[Opening Material supplied section]

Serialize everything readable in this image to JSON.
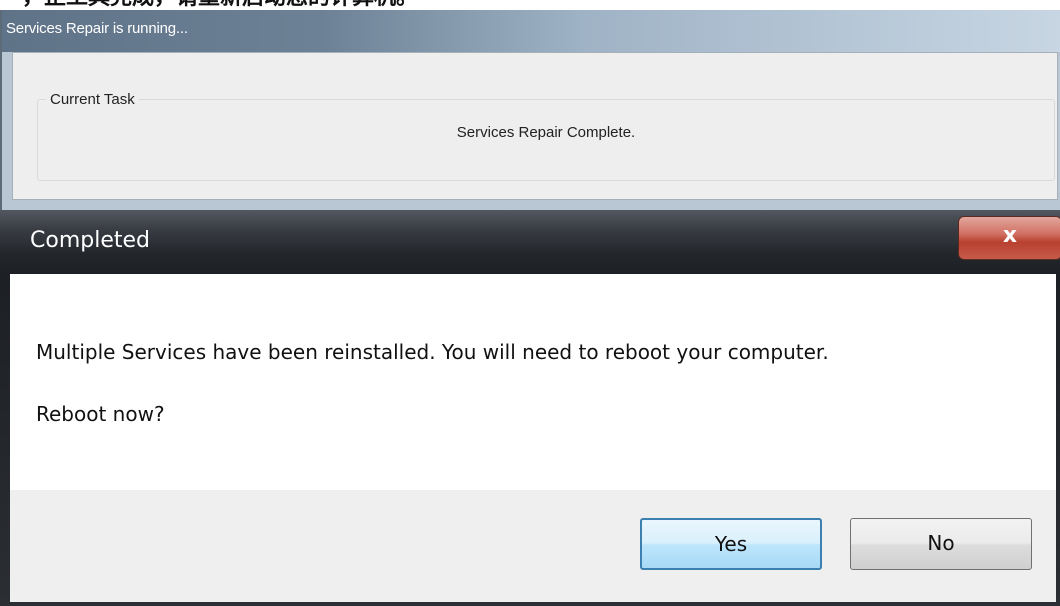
{
  "caption": "，正工具完成，请重新启动您的计算机。",
  "back_window": {
    "title": "Services Repair is running...",
    "group_label": "Current Task",
    "task_text": "Services Repair Complete."
  },
  "dialog": {
    "title": "Completed",
    "close_glyph": "x",
    "message": "Multiple Services have been reinstalled.  You will need to reboot your computer.",
    "question": "Reboot now?",
    "buttons": {
      "yes": "Yes",
      "no": "No"
    }
  },
  "colors": {
    "close_button": "#c65b4a",
    "yes_border": "#3c7fb1",
    "titlebar_dark": "#1d2024"
  }
}
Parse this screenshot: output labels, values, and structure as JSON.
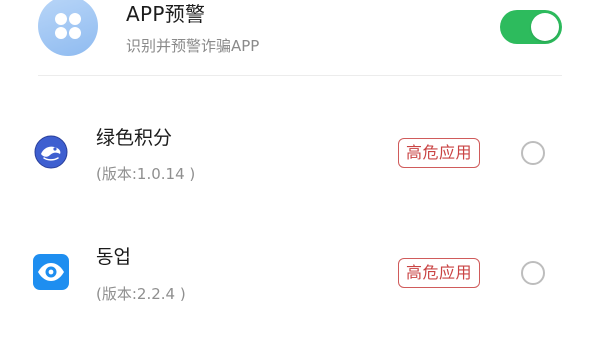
{
  "app_warning": {
    "icon": "app-grid-icon",
    "title": "APP预警",
    "subtitle": "识别并预警诈骗APP",
    "toggle_on": true,
    "toggle_color": "#2dbb5d"
  },
  "apps": [
    {
      "icon": "green-points-app-icon",
      "name": "绿色积分",
      "version": "(版本:1.0.14 )",
      "badge": "高危应用",
      "selected": false
    },
    {
      "icon": "dongye-app-icon",
      "name": "동업",
      "version": "(版本:2.2.4 )",
      "badge": "高危应用",
      "selected": false
    }
  ],
  "colors": {
    "badge": "#c94343",
    "accent_blue": "#2d8cf0",
    "icon_bg": "#8fbbf0"
  }
}
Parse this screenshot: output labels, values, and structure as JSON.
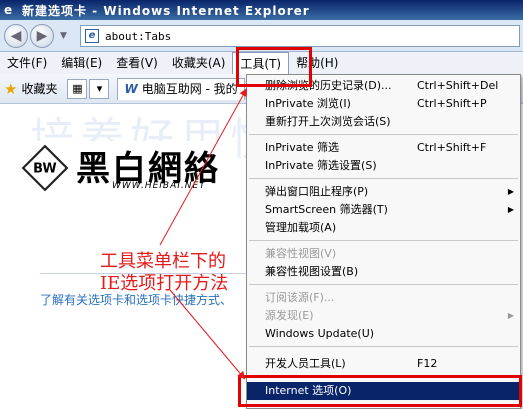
{
  "window": {
    "title": "新建选项卡 - Windows Internet Explorer"
  },
  "address": {
    "url": "about:Tabs"
  },
  "menubar": {
    "items": [
      "文件(F)",
      "编辑(E)",
      "查看(V)",
      "收藏夹(A)",
      "工具(T)",
      "帮助(H)"
    ]
  },
  "favbar": {
    "favorites_label": "收藏夹",
    "tab_label": "电脑互助网 - 我的"
  },
  "content": {
    "watermark": "培养好用惯",
    "logo_brand": "黑白網絡",
    "logo_url": "WWW.HEIBAI.NET",
    "annotation_line1": "工具菜单栏下的",
    "annotation_line2": "IE选项打开方法",
    "learn_link": "了解有关选项卡和选项卡快捷方式、"
  },
  "tools_menu": {
    "items": [
      {
        "label": "删除浏览的历史记录(D)...",
        "shortcut": "Ctrl+Shift+Del"
      },
      {
        "label": "InPrivate 浏览(I)",
        "shortcut": "Ctrl+Shift+P"
      },
      {
        "label": "重新打开上次浏览会话(S)",
        "shortcut": ""
      },
      {
        "label": "InPrivate 筛选",
        "shortcut": "Ctrl+Shift+F"
      },
      {
        "label": "InPrivate 筛选设置(S)",
        "shortcut": ""
      },
      {
        "label": "弹出窗口阻止程序(P)",
        "shortcut": ""
      },
      {
        "label": "SmartScreen 筛选器(T)",
        "shortcut": ""
      },
      {
        "label": "管理加载项(A)",
        "shortcut": ""
      },
      {
        "label": "兼容性视图(V)",
        "shortcut": ""
      },
      {
        "label": "兼容性视图设置(B)",
        "shortcut": ""
      },
      {
        "label": "订阅该源(F)...",
        "shortcut": ""
      },
      {
        "label": "源发现(E)",
        "shortcut": ""
      },
      {
        "label": "Windows Update(U)",
        "shortcut": ""
      },
      {
        "label": "开发人员工具(L)",
        "shortcut": "F12"
      },
      {
        "label": "Internet 选项(O)",
        "shortcut": ""
      }
    ]
  },
  "colors": {
    "highlight": "#0a246a",
    "annotation": "#e51b1b"
  }
}
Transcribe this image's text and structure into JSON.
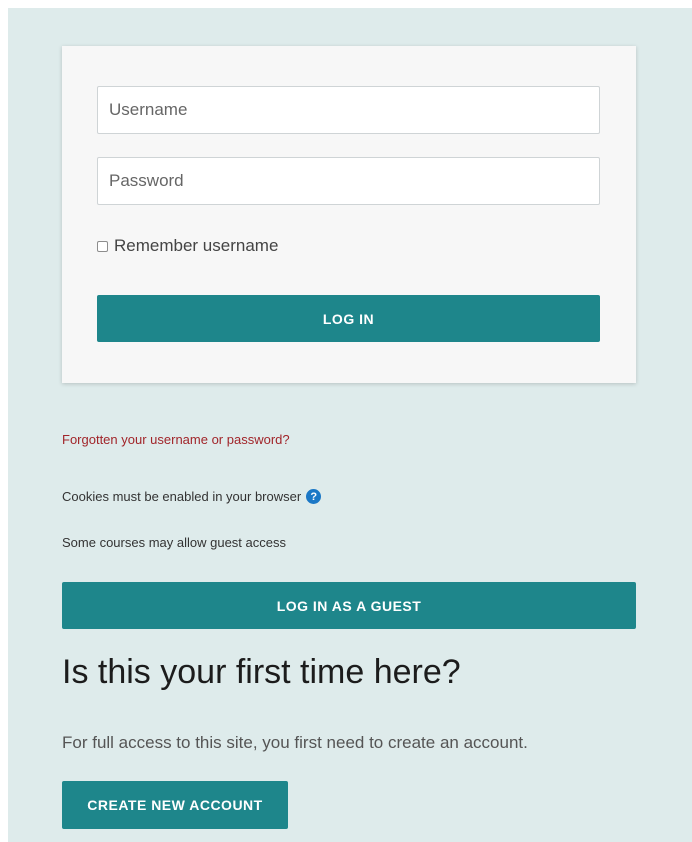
{
  "login_form": {
    "username_placeholder": "Username",
    "username_value": "",
    "password_placeholder": "Password",
    "password_value": "",
    "remember_label": "Remember username",
    "remember_checked": false,
    "login_button_label": "LOG IN"
  },
  "links": {
    "forgot_label": "Forgotten your username or password?"
  },
  "cookies": {
    "text": "Cookies must be enabled in your browser",
    "help_icon": "?"
  },
  "guest": {
    "text": "Some courses may allow guest access",
    "button_label": "LOG IN AS A GUEST"
  },
  "signup": {
    "heading": "Is this your first time here?",
    "description": "For full access to this site, you first need to create an account.",
    "button_label": "CREATE NEW ACCOUNT"
  },
  "colors": {
    "page_background": "#deebeb",
    "card_background": "#f7f7f7",
    "primary_button": "#1e868b",
    "link": "#a1252a",
    "help_icon": "#1b78c6"
  }
}
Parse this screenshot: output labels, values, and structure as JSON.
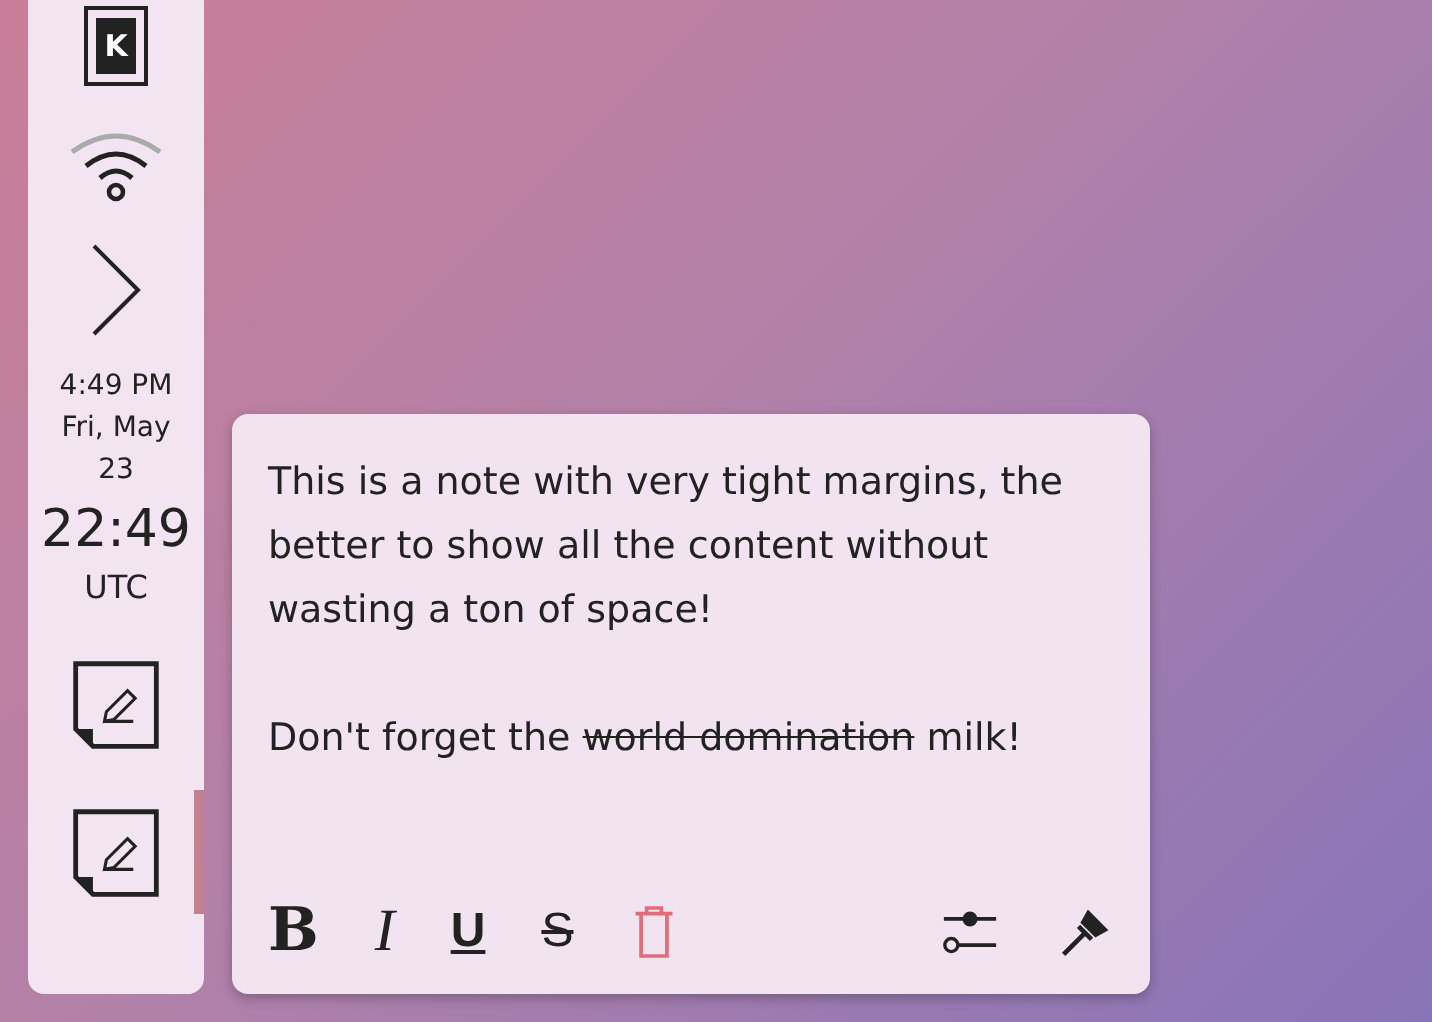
{
  "panel": {
    "logo": "K",
    "time": "4:49 PM",
    "date": "Fri, May 23",
    "clock": "22:49",
    "timezone": "UTC",
    "notes": [
      {
        "active": false
      },
      {
        "active": true
      }
    ]
  },
  "note": {
    "paragraphs": [
      [
        {
          "text": "This is a note with very tight margins, the better to show all the content without wasting a ton of space!",
          "struck": false
        }
      ],
      [
        {
          "text": "Don't forget the ",
          "struck": false
        },
        {
          "text": "world domination",
          "struck": true
        },
        {
          "text": " milk!",
          "struck": false
        }
      ]
    ],
    "format_buttons": [
      {
        "label": "B",
        "kind": "bold"
      },
      {
        "label": "I",
        "kind": "italic"
      },
      {
        "label": "U",
        "kind": "underline"
      },
      {
        "label": "S",
        "kind": "strike"
      }
    ]
  }
}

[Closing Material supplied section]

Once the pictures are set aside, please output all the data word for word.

→ **Task output**:
Serialize everything readable in this image to JSON.
{
  "caption": "，正工具完成，请重新启动您的计算机。",
  "back_window": {
    "title": "Services Repair is running...",
    "group_label": "Current Task",
    "task_text": "Services Repair Complete."
  },
  "dialog": {
    "title": "Completed",
    "close_glyph": "x",
    "message": "Multiple Services have been reinstalled.  You will need to reboot your computer.",
    "question": "Reboot now?",
    "buttons": {
      "yes": "Yes",
      "no": "No"
    }
  },
  "colors": {
    "close_button": "#c65b4a",
    "yes_border": "#3c7fb1",
    "titlebar_dark": "#1d2024"
  }
}
Parse this screenshot: output labels, values, and structure as JSON.
{
  "app_warning": {
    "icon": "app-grid-icon",
    "title": "APP预警",
    "subtitle": "识别并预警诈骗APP",
    "toggle_on": true,
    "toggle_color": "#2dbb5d"
  },
  "apps": [
    {
      "icon": "green-points-app-icon",
      "name": "绿色积分",
      "version": "(版本:1.0.14 )",
      "badge": "高危应用",
      "selected": false
    },
    {
      "icon": "dongye-app-icon",
      "name": "동업",
      "version": "(版本:2.2.4 )",
      "badge": "高危应用",
      "selected": false
    }
  ],
  "colors": {
    "badge": "#c94343",
    "accent_blue": "#2d8cf0",
    "icon_bg": "#8fbbf0"
  }
}
Parse this screenshot: output labels, values, and structure as JSON.
{
  "window": {
    "title": "新建选项卡 - Windows Internet Explorer"
  },
  "address": {
    "url": "about:Tabs"
  },
  "menubar": {
    "items": [
      "文件(F)",
      "编辑(E)",
      "查看(V)",
      "收藏夹(A)",
      "工具(T)",
      "帮助(H)"
    ]
  },
  "favbar": {
    "favorites_label": "收藏夹",
    "tab_label": "电脑互助网 - 我的"
  },
  "content": {
    "watermark": "培养好用惯",
    "logo_brand": "黑白網絡",
    "logo_url": "WWW.HEIBAI.NET",
    "annotation_line1": "工具菜单栏下的",
    "annotation_line2": "IE选项打开方法",
    "learn_link": "了解有关选项卡和选项卡快捷方式、"
  },
  "tools_menu": {
    "items": [
      {
        "label": "删除浏览的历史记录(D)...",
        "shortcut": "Ctrl+Shift+Del"
      },
      {
        "label": "InPrivate 浏览(I)",
        "shortcut": "Ctrl+Shift+P"
      },
      {
        "label": "重新打开上次浏览会话(S)",
        "shortcut": ""
      },
      {
        "label": "InPrivate 筛选",
        "shortcut": "Ctrl+Shift+F"
      },
      {
        "label": "InPrivate 筛选设置(S)",
        "shortcut": ""
      },
      {
        "label": "弹出窗口阻止程序(P)",
        "shortcut": ""
      },
      {
        "label": "SmartScreen 筛选器(T)",
        "shortcut": ""
      },
      {
        "label": "管理加载项(A)",
        "shortcut": ""
      },
      {
        "label": "兼容性视图(V)",
        "shortcut": ""
      },
      {
        "label": "兼容性视图设置(B)",
        "shortcut": ""
      },
      {
        "label": "订阅该源(F)...",
        "shortcut": ""
      },
      {
        "label": "源发现(E)",
        "shortcut": ""
      },
      {
        "label": "Windows Update(U)",
        "shortcut": ""
      },
      {
        "label": "开发人员工具(L)",
        "shortcut": "F12"
      },
      {
        "label": "Internet 选项(O)",
        "shortcut": ""
      }
    ]
  },
  "colors": {
    "highlight": "#0a246a",
    "annotation": "#e51b1b"
  }
}
Transcribe this image's text and structure into JSON.
{
  "login_form": {
    "username_placeholder": "Username",
    "username_value": "",
    "password_placeholder": "Password",
    "password_value": "",
    "remember_label": "Remember username",
    "remember_checked": false,
    "login_button_label": "LOG IN"
  },
  "links": {
    "forgot_label": "Forgotten your username or password?"
  },
  "cookies": {
    "text": "Cookies must be enabled in your browser",
    "help_icon": "?"
  },
  "guest": {
    "text": "Some courses may allow guest access",
    "button_label": "LOG IN AS A GUEST"
  },
  "signup": {
    "heading": "Is this your first time here?",
    "description": "For full access to this site, you first need to create an account.",
    "button_label": "CREATE NEW ACCOUNT"
  },
  "colors": {
    "page_background": "#deebeb",
    "card_background": "#f7f7f7",
    "primary_button": "#1e868b",
    "link": "#a1252a",
    "help_icon": "#1b78c6"
  }
}
Parse this screenshot: output labels, values, and structure as JSON.
{
  "panel": {
    "logo": "K",
    "time": "4:49 PM",
    "date": "Fri, May 23",
    "clock": "22:49",
    "timezone": "UTC",
    "notes": [
      {
        "active": false
      },
      {
        "active": true
      }
    ]
  },
  "note": {
    "paragraphs": [
      [
        {
          "text": "This is a note with very tight margins, the better to show all the content without wasting a ton of space!",
          "struck": false
        }
      ],
      [
        {
          "text": "Don't forget the ",
          "struck": false
        },
        {
          "text": "world domination",
          "struck": true
        },
        {
          "text": " milk!",
          "struck": false
        }
      ]
    ],
    "format_buttons": [
      {
        "label": "B",
        "kind": "bold"
      },
      {
        "label": "I",
        "kind": "italic"
      },
      {
        "label": "U",
        "kind": "underline"
      },
      {
        "label": "S",
        "kind": "strike"
      }
    ]
  }
}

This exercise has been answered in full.